Wesley was a lover of plainness—plain food, plain clothing, plain truth, and plain language. “What is it,” he wrote in 1764, “that constitutes a good style ? Perspicuity, purity, propriety, strength, and easiness joined together. When any one of these is wanting, it is not a good style. As for me, I never think of my style at all; but just set down the words that come first. Only when I transcribe anything for the press, then I think it my duty to see every phrase be clear, pure, and proper. Conciseness, which is now, as it were, natural to me, brings quantum sufficit of strength. If, after all, I observe any stiff expression, I throw it out, neck and shoulders. Clearness, in particular, is necessary for you and me; because we are to instruct people of the lowest understanding. We should constantly use the most common, little, easy words (so they are pure and proper) which our language affords. When I had been a member of the university about ten years, I wrote and talked much as you do now.
But when I talked to plain people in the castle, or the town, I observed they gaped and stared. This quickly obliged me to alter my style, and adopt the language of those I spoke to. And yet there is a dignity in this simplicity, which is not disagreeable to those of the highest rank.” 1

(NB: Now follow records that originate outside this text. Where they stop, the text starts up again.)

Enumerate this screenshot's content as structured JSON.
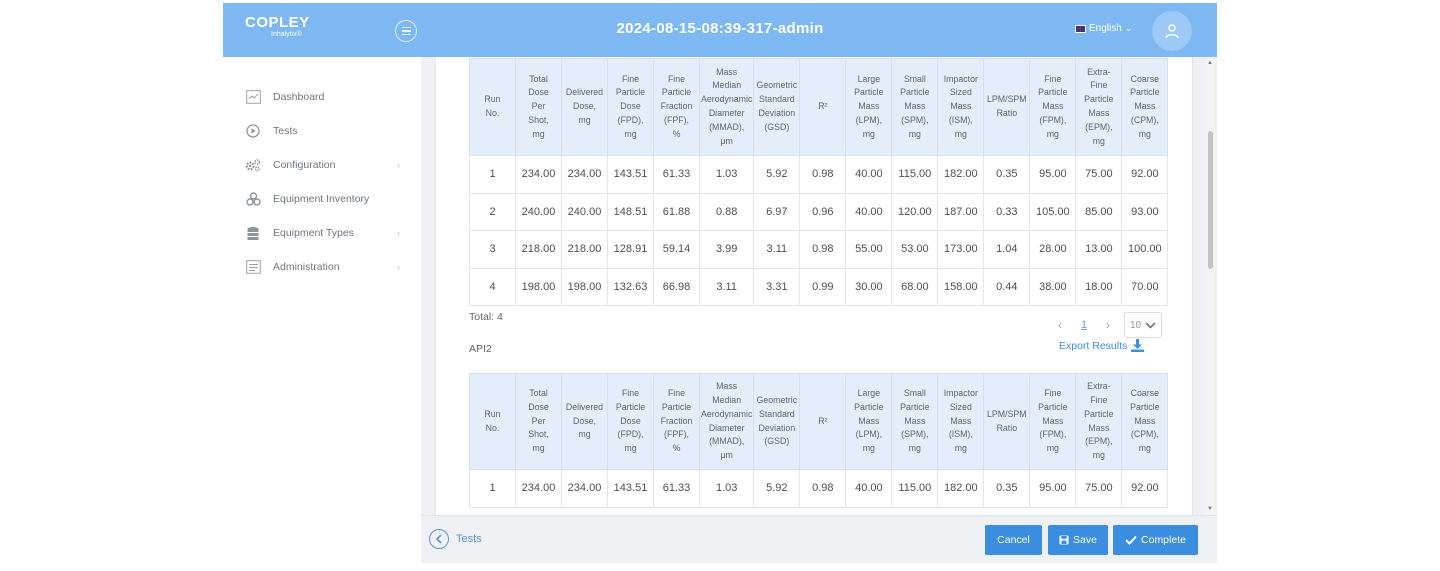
{
  "header": {
    "logo_main": "COPLEY",
    "logo_sub": "Inhalytix®",
    "title": "2024-08-15-08:39-317-admin",
    "language": "English"
  },
  "sidebar": {
    "items": [
      {
        "label": "Dashboard",
        "icon": "chart-icon",
        "has_submenu": false
      },
      {
        "label": "Tests",
        "icon": "play-icon",
        "has_submenu": false
      },
      {
        "label": "Configuration",
        "icon": "gears-icon",
        "has_submenu": true
      },
      {
        "label": "Equipment Inventory",
        "icon": "cubes-icon",
        "has_submenu": false
      },
      {
        "label": "Equipment Types",
        "icon": "stack-icon",
        "has_submenu": true
      },
      {
        "label": "Administration",
        "icon": "admin-icon",
        "has_submenu": true
      }
    ]
  },
  "table": {
    "columns": [
      [
        "Run",
        "No."
      ],
      [
        "Total",
        "Dose",
        "Per",
        "Shot,",
        "mg"
      ],
      [
        "Delivered",
        "Dose,",
        "mg"
      ],
      [
        "Fine",
        "Particle",
        "Dose",
        "(FPD),",
        "mg"
      ],
      [
        "Fine",
        "Particle",
        "Fraction",
        "(FPF),",
        "%"
      ],
      [
        "Mass",
        "Median",
        "Aerodynamic",
        "Diameter",
        "(MMAD),",
        "μm"
      ],
      [
        "Geometric",
        "Standard",
        "Deviation",
        "(GSD)"
      ],
      [
        "R²"
      ],
      [
        "Large",
        "Particle",
        "Mass",
        "(LPM),",
        "mg"
      ],
      [
        "Small",
        "Particle",
        "Mass",
        "(SPM),",
        "mg"
      ],
      [
        "Impactor",
        "Sized",
        "Mass",
        "(ISM),",
        "mg"
      ],
      [
        "LPM/SPM",
        "Ratio"
      ],
      [
        "Fine",
        "Particle",
        "Mass",
        "(FPM),",
        "mg"
      ],
      [
        "Extra-",
        "Fine",
        "Particle",
        "Mass",
        "(EPM),",
        "mg"
      ],
      [
        "Coarse",
        "Particle",
        "Mass",
        "(CPM),",
        "mg"
      ]
    ]
  },
  "section1": {
    "rows": [
      [
        "1",
        "234.00",
        "234.00",
        "143.51",
        "61.33",
        "1.03",
        "5.92",
        "0.98",
        "40.00",
        "115.00",
        "182.00",
        "0.35",
        "95.00",
        "75.00",
        "92.00"
      ],
      [
        "2",
        "240.00",
        "240.00",
        "148.51",
        "61.88",
        "0.88",
        "6.97",
        "0.96",
        "40.00",
        "120.00",
        "187.00",
        "0.33",
        "105.00",
        "85.00",
        "93.00"
      ],
      [
        "3",
        "218.00",
        "218.00",
        "128.91",
        "59.14",
        "3.99",
        "3.11",
        "0.98",
        "55.00",
        "53.00",
        "173.00",
        "1.04",
        "28.00",
        "13.00",
        "100.00"
      ],
      [
        "4",
        "198.00",
        "198.00",
        "132.63",
        "66.98",
        "3.11",
        "3.31",
        "0.99",
        "30.00",
        "68.00",
        "158.00",
        "0.44",
        "38.00",
        "18.00",
        "70.00"
      ]
    ],
    "total_label": "Total: 4",
    "page": "1",
    "page_size": "10"
  },
  "section2": {
    "name": "API2",
    "export_label": "Export Results",
    "rows": [
      [
        "1",
        "234.00",
        "234.00",
        "143.51",
        "61.33",
        "1.03",
        "5.92",
        "0.98",
        "40.00",
        "115.00",
        "182.00",
        "0.35",
        "95.00",
        "75.00",
        "92.00"
      ]
    ]
  },
  "footer": {
    "back_label": "Tests",
    "cancel_label": "Cancel",
    "save_label": "Save",
    "complete_label": "Complete"
  },
  "colors": {
    "header": "#7eb8f2",
    "primary": "#3b8de0",
    "table_header": "#e3eefa"
  }
}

Holding such views, no wonder that Wesley compiled a dictionary to explain "the hard words in the English writers.”
· Wesley's Works, vol. xiii., p. 394.